Dr. Philippe Mercier, a pediatric neurosurgeon at Cardinal Glennon Hospital, testified that he operated on Kane the night he came in with a “catastrophic” traumatic brain injury. He told the court that the surgery lasted about an hour, and when the toddler’s heart stopped, they performed aggressive CPR in an attempt to revive him.
Kane was pronounced dead at 11:44 p.m. on April 13.
When the defense lawyers asked Mercier if it was possible the bruises on Kane’s body could have been the result of intubation, IVs and the aggressive CPR he received, Mercier said it “absolutely” could.
Dr. MariaTeresa Tersigni-Tarrant, a forensic anthropologist who examined Kane’s bones following his death, testified that there was only one fracture on the toddler’s body—a fracture in the occipital bone on the back of the skull that was caused at or near his time of death. She said there were no old or healing fractures on his body.
Because the fracture went all the way through the occipital bone—the strongest, thickest, most protected bone of the skull, she said—it had to have been caused by blunt force. Though Tersigni-Tarrant could not determine what object caused the fracture, she said “this fracture is not consistent with an accidental type of fall.”

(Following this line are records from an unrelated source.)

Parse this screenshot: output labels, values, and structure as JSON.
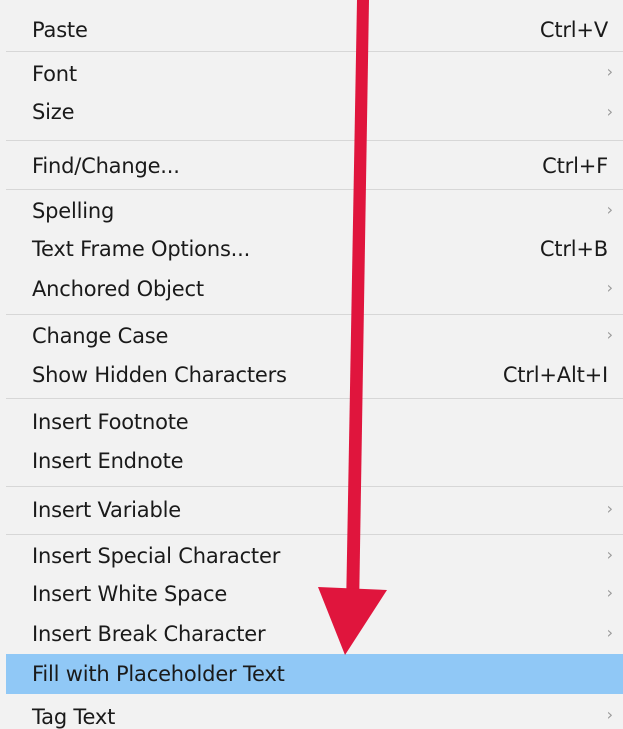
{
  "context_menu": {
    "items": [
      {
        "label": "Paste",
        "shortcut": "Ctrl+V",
        "submenu": false
      },
      {
        "label": "Font",
        "shortcut": "",
        "submenu": true
      },
      {
        "label": "Size",
        "shortcut": "",
        "submenu": true
      },
      {
        "label": "Find/Change...",
        "shortcut": "Ctrl+F",
        "submenu": false
      },
      {
        "label": "Spelling",
        "shortcut": "",
        "submenu": true
      },
      {
        "label": "Text Frame Options...",
        "shortcut": "Ctrl+B",
        "submenu": false
      },
      {
        "label": "Anchored Object",
        "shortcut": "",
        "submenu": true
      },
      {
        "label": "Change Case",
        "shortcut": "",
        "submenu": true
      },
      {
        "label": "Show Hidden Characters",
        "shortcut": "Ctrl+Alt+I",
        "submenu": false
      },
      {
        "label": "Insert Footnote",
        "shortcut": "",
        "submenu": false
      },
      {
        "label": "Insert Endnote",
        "shortcut": "",
        "submenu": false
      },
      {
        "label": "Insert Variable",
        "shortcut": "",
        "submenu": true
      },
      {
        "label": "Insert Special Character",
        "shortcut": "",
        "submenu": true
      },
      {
        "label": "Insert White Space",
        "shortcut": "",
        "submenu": true
      },
      {
        "label": "Insert Break Character",
        "shortcut": "",
        "submenu": true
      },
      {
        "label": "Fill with Placeholder Text",
        "shortcut": "",
        "submenu": false,
        "highlighted": true
      },
      {
        "label": "Tag Text",
        "shortcut": "",
        "submenu": true
      }
    ]
  },
  "colors": {
    "menu_background": "#f2f2f2",
    "highlight": "#90c8f6",
    "arrow": "#e0153d",
    "chevron": "#9a9a9a"
  },
  "annotation": {
    "arrow_icon": "red-down-arrow-icon",
    "submenu_icon": "chevron-right-icon"
  }
}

BEHIND OUR REPORTING
Why we did this story
A widespread public awareness campaign followed the death of 2-year-old Kane Friess-Wylie. Driven by countless yard signs and the hashtag #justiceforkane, few trials in recent years have garnered as much public interest as this one. As part of a renewed commitment to courthouse coverage, the BND will report daily on the trial and its outcome.